There's a lot in the news right now about domestic violence. I'm not going to comment on the details, but it's safe to say that what is being brought to light is all too common.
I'm not going to spout statistics.
I'm not going to talk about the perpetrators.
But I am going to talk about what I know.
This is an uncomfortable post to write. Not because I am uncomfortable to write it, but because I know you'll be uncomfortable to read it. But it may offer a glimpse into why.
All the why's you are asking have an unfortunate answer.
I stayed, at 21, because I was alone. And terrified. I was isolated from my family and all of my friends. And I know you want to know - because they always want to know - how does one become isolated?
One by one, my ties to the world outside of my apartment were checked off of a list. And I was slowly and all-at-once alone. Tethered to my tiny, 700 square foot world. I talked to no one. Isolation and shame work that way. They are constant reminders that you aren't doing right by yourself. I was incredibly ashamed of what I had allowed to happen, and what I had become.
And the days ran together. The fear ran together.
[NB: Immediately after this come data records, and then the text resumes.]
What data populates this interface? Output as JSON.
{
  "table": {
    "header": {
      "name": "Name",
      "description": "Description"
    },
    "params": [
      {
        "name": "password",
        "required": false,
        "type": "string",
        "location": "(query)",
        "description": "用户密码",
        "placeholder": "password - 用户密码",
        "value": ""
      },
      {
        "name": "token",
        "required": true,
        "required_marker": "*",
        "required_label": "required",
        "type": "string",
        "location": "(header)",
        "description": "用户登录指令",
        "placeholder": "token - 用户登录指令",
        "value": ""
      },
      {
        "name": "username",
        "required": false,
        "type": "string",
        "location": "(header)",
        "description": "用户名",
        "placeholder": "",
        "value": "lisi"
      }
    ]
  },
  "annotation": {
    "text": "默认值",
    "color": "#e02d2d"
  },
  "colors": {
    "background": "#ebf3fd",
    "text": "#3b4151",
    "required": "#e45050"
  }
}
The threats of death became monotonous.
Isn't that scary? When even the threat of your life being thrown off of a cliff, careening down a ravine in a car, becomes old news?
Isn't it terrible that the name calling becomes so routine, that the words don't matter anymore?
The control was all I knew. What to wear. How to do my hair. How to do my makeup. Where to walk. Where to look.
I stayed like this, terror-filled and numb all the same, for over a year.
And then the fear of being killed took second priority over survival. It was the last battle. I had my arm slammed in a door, and my wrist twisted up and inside, behind my back... and even in all the blinding pain, and fear that my shoulder would tear out of the socket, I knew I had to fight for myself. More immediately, that I had to get to the phone before he ripped it out of the wall. And that's how I fought my way out. Scraping and scrambling, hair being torn out and forcing myself back up from being body-slammed, all guts and raging life to get. to. the. phone.
And I did.
So that's why.
It's never easy. And there is always more to every story.